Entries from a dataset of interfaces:
# # # # # # #

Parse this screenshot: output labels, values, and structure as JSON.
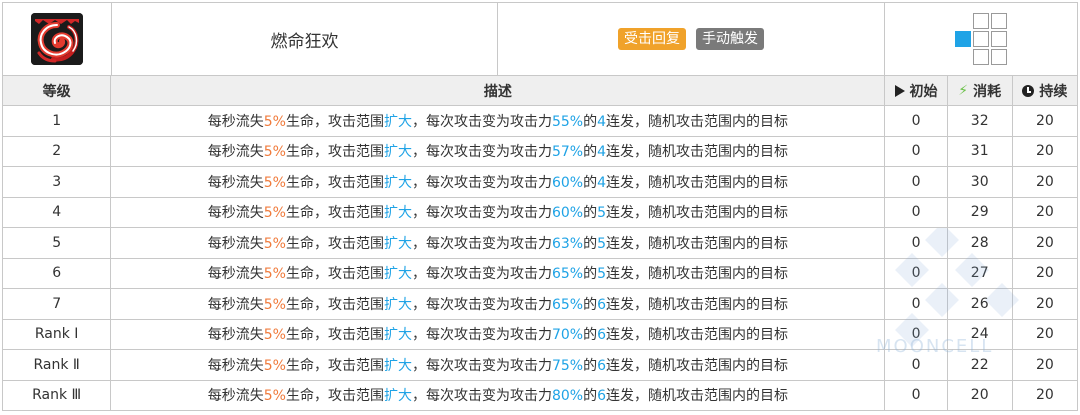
{
  "skill": {
    "icon_name": "skill-crimson-vortex-icon",
    "name": "燃命狂欢",
    "tags": [
      "受击回复",
      "手动触发"
    ]
  },
  "range": {
    "label": "range-grid"
  },
  "table": {
    "headers": {
      "level": "等级",
      "description": "描述",
      "initial": "初始",
      "cost": "消耗",
      "duration": "持续"
    },
    "rows": [
      {
        "level": "1",
        "d_pre": "每秒流失",
        "d_hp": "5%",
        "d_mid1": "生命，攻击范围",
        "d_expand": "扩大",
        "d_mid2": "，每次攻击变为攻击力",
        "d_atk": "55%",
        "d_of": "的",
        "d_hits": "4",
        "d_end": "连发，随机攻击范围内的目标",
        "initial": "0",
        "cost": "32",
        "duration": "20"
      },
      {
        "level": "2",
        "d_pre": "每秒流失",
        "d_hp": "5%",
        "d_mid1": "生命，攻击范围",
        "d_expand": "扩大",
        "d_mid2": "，每次攻击变为攻击力",
        "d_atk": "57%",
        "d_of": "的",
        "d_hits": "4",
        "d_end": "连发，随机攻击范围内的目标",
        "initial": "0",
        "cost": "31",
        "duration": "20"
      },
      {
        "level": "3",
        "d_pre": "每秒流失",
        "d_hp": "5%",
        "d_mid1": "生命，攻击范围",
        "d_expand": "扩大",
        "d_mid2": "，每次攻击变为攻击力",
        "d_atk": "60%",
        "d_of": "的",
        "d_hits": "4",
        "d_end": "连发，随机攻击范围内的目标",
        "initial": "0",
        "cost": "30",
        "duration": "20"
      },
      {
        "level": "4",
        "d_pre": "每秒流失",
        "d_hp": "5%",
        "d_mid1": "生命，攻击范围",
        "d_expand": "扩大",
        "d_mid2": "，每次攻击变为攻击力",
        "d_atk": "60%",
        "d_of": "的",
        "d_hits": "5",
        "d_end": "连发，随机攻击范围内的目标",
        "initial": "0",
        "cost": "29",
        "duration": "20"
      },
      {
        "level": "5",
        "d_pre": "每秒流失",
        "d_hp": "5%",
        "d_mid1": "生命，攻击范围",
        "d_expand": "扩大",
        "d_mid2": "，每次攻击变为攻击力",
        "d_atk": "63%",
        "d_of": "的",
        "d_hits": "5",
        "d_end": "连发，随机攻击范围内的目标",
        "initial": "0",
        "cost": "28",
        "duration": "20"
      },
      {
        "level": "6",
        "d_pre": "每秒流失",
        "d_hp": "5%",
        "d_mid1": "生命，攻击范围",
        "d_expand": "扩大",
        "d_mid2": "，每次攻击变为攻击力",
        "d_atk": "65%",
        "d_of": "的",
        "d_hits": "5",
        "d_end": "连发，随机攻击范围内的目标",
        "initial": "0",
        "cost": "27",
        "duration": "20"
      },
      {
        "level": "7",
        "d_pre": "每秒流失",
        "d_hp": "5%",
        "d_mid1": "生命，攻击范围",
        "d_expand": "扩大",
        "d_mid2": "，每次攻击变为攻击力",
        "d_atk": "65%",
        "d_of": "的",
        "d_hits": "6",
        "d_end": "连发，随机攻击范围内的目标",
        "initial": "0",
        "cost": "26",
        "duration": "20"
      },
      {
        "level": "Rank Ⅰ",
        "d_pre": "每秒流失",
        "d_hp": "5%",
        "d_mid1": "生命，攻击范围",
        "d_expand": "扩大",
        "d_mid2": "，每次攻击变为攻击力",
        "d_atk": "70%",
        "d_of": "的",
        "d_hits": "6",
        "d_end": "连发，随机攻击范围内的目标",
        "initial": "0",
        "cost": "24",
        "duration": "20"
      },
      {
        "level": "Rank Ⅱ",
        "d_pre": "每秒流失",
        "d_hp": "5%",
        "d_mid1": "生命，攻击范围",
        "d_expand": "扩大",
        "d_mid2": "，每次攻击变为攻击力",
        "d_atk": "75%",
        "d_of": "的",
        "d_hits": "6",
        "d_end": "连发，随机攻击范围内的目标",
        "initial": "0",
        "cost": "22",
        "duration": "20"
      },
      {
        "level": "Rank Ⅲ",
        "d_pre": "每秒流失",
        "d_hp": "5%",
        "d_mid1": "生命，攻击范围",
        "d_expand": "扩大",
        "d_mid2": "，每次攻击变为攻击力",
        "d_atk": "80%",
        "d_of": "的",
        "d_hits": "6",
        "d_end": "连发，随机攻击范围内的目标",
        "initial": "0",
        "cost": "20",
        "duration": "20"
      }
    ]
  },
  "watermark": {
    "text": "MOONCELL"
  },
  "colors": {
    "highlight_orange": "#f07b3c",
    "highlight_blue": "#1fa3e6",
    "tag_orange": "#f0a22a",
    "tag_grey": "#7a7a7a",
    "header_bg": "#efefef",
    "border": "#c8c8c8"
  }
}
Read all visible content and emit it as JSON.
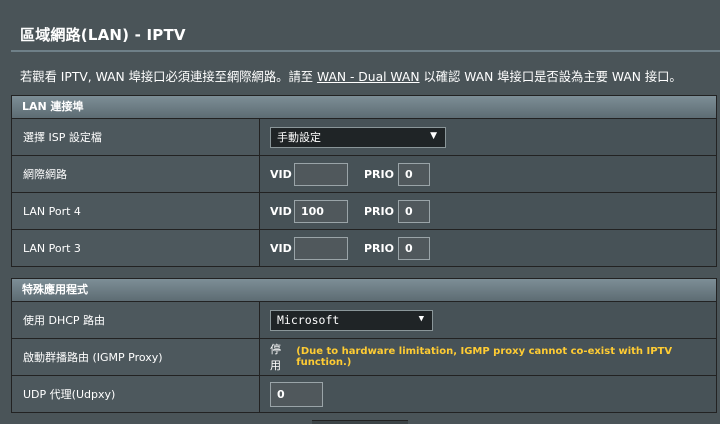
{
  "page": {
    "title": "區域網路(LAN) - IPTV",
    "description_prefix": "若觀看 IPTV, WAN 埠接口必須連接至網際網路。請至 ",
    "description_link": "WAN - Dual WAN",
    "description_suffix": " 以確認 WAN 埠接口是否設為主要 WAN 接口。"
  },
  "lan_port_section": {
    "header": "LAN 連接埠",
    "isp_profile": {
      "label": "選擇 ISP 設定檔",
      "value": "手動設定",
      "arrow": "▼"
    },
    "internet": {
      "label": "網際網路",
      "vid_label": "VID",
      "vid_value": "",
      "prio_label": "PRIO",
      "prio_value": "0"
    },
    "lan_port_4": {
      "label": "LAN Port 4",
      "vid_label": "VID",
      "vid_value": "100",
      "prio_label": "PRIO",
      "prio_value": "0"
    },
    "lan_port_3": {
      "label": "LAN Port 3",
      "vid_label": "VID",
      "vid_value": "",
      "prio_label": "PRIO",
      "prio_value": "0"
    }
  },
  "special_apps_section": {
    "header": "特殊應用程式",
    "dhcp_route": {
      "label": "使用 DHCP 路由",
      "value": "Microsoft",
      "arrow": "▼"
    },
    "igmp_proxy": {
      "label": "啟動群播路由 (IGMP Proxy)",
      "status": "停用",
      "warning": "(Due to hardware limitation, IGMP proxy cannot co-exist with IPTV function.)"
    },
    "udpxy": {
      "label": "UDP 代理(Udpxy)",
      "value": "0"
    }
  },
  "colors": {
    "background": "#4a5458",
    "section_header": "#6f7f86",
    "warning": "#ffcc33"
  }
}
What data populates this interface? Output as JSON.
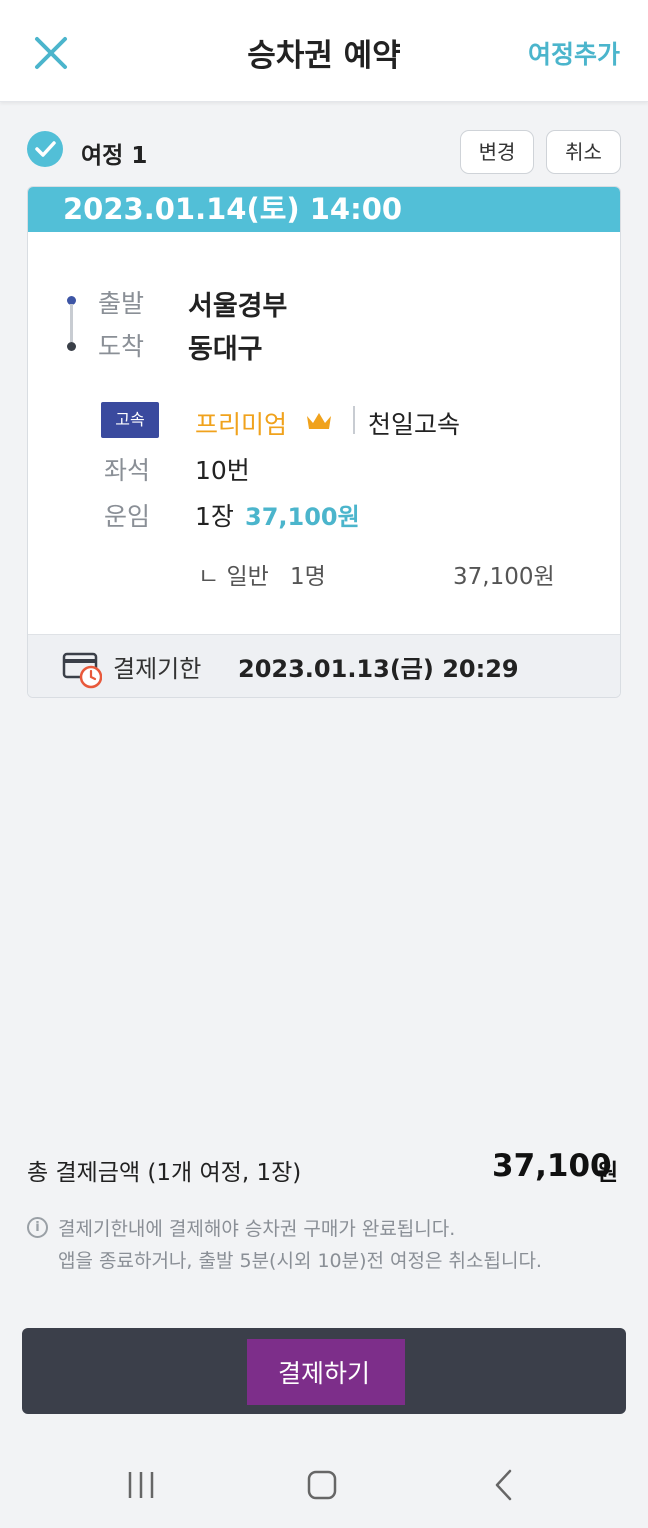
{
  "header": {
    "title": "승차권 예약",
    "add_trip_label": "여정추가"
  },
  "trip": {
    "label": "여정 1",
    "change_label": "변경",
    "cancel_label": "취소",
    "datetime": "2023.01.14(토) 14:00",
    "departure_label": "출발",
    "departure": "서울경부",
    "arrival_label": "도착",
    "arrival": "동대구",
    "bus_type_badge": "고속",
    "grade": "프리미엄",
    "company": "천일고속",
    "seat_label": "좌석",
    "seat": "10번",
    "fare_label": "운임",
    "ticket_count": "1장",
    "fare_amount": "37,100원",
    "passenger_prefix": "ㄴ 일반",
    "passenger_count": "1명",
    "passenger_fare": "37,100원",
    "deadline_label": "결제기한",
    "deadline": "2023.01.13(금) 20:29"
  },
  "summary": {
    "total_label": "총 결제금액 (1개 여정, 1장)",
    "total_amount": "37,100",
    "total_unit": "원",
    "info_line1": "결제기한내에 결제해야 승차권 구매가 완료됩니다.",
    "info_line2": "앱을 종료하거나, 출발 5분(시외 10분)전 여정은 취소됩니다."
  },
  "pay_button": {
    "label": "결제하기"
  },
  "colors": {
    "accent": "#52bfd7",
    "premium": "#f0a21c",
    "badge": "#3a4a9e",
    "pay_button": "#3b3f4a",
    "pay_highlight": "#7d2e8a"
  },
  "icons": {
    "close": "close-icon",
    "check": "check-icon",
    "crown": "crown-icon",
    "payment_deadline": "card-clock-icon",
    "info": "info-icon",
    "nav_recent": "recent-apps-icon",
    "nav_home": "home-icon",
    "nav_back": "back-icon"
  }
}
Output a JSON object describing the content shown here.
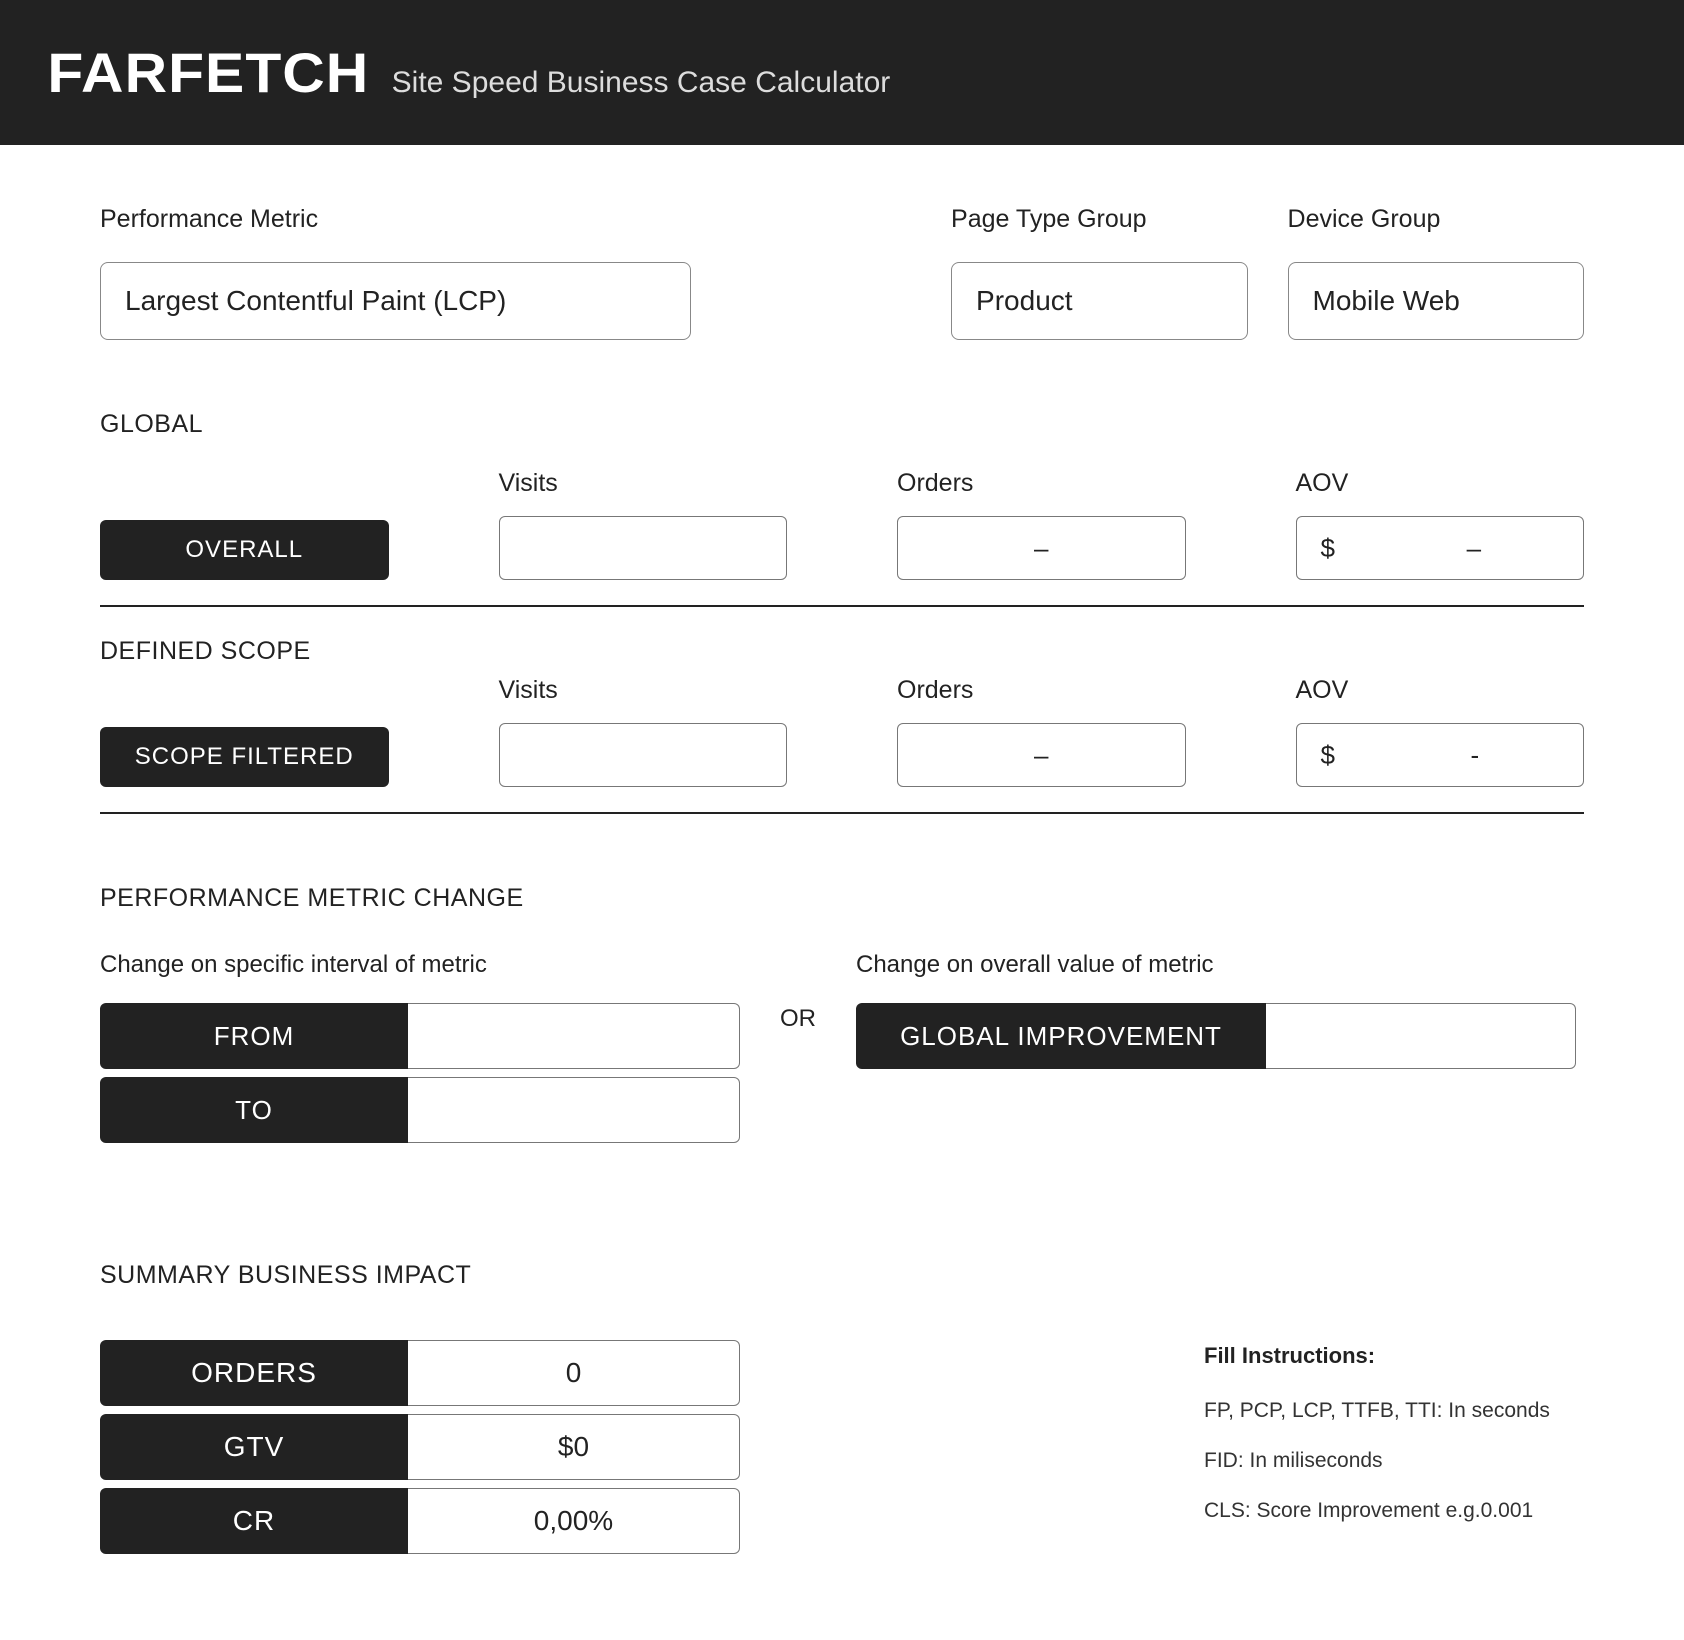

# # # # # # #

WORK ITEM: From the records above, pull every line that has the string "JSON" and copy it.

EXERCISE RESPONSE:
Parse this screenshot: output labels, values, and structure as JSON.
Read all visible content and emit it as JSON.
What data populates this interface? Output as JSON.
Output a JSON object describing the content shown here.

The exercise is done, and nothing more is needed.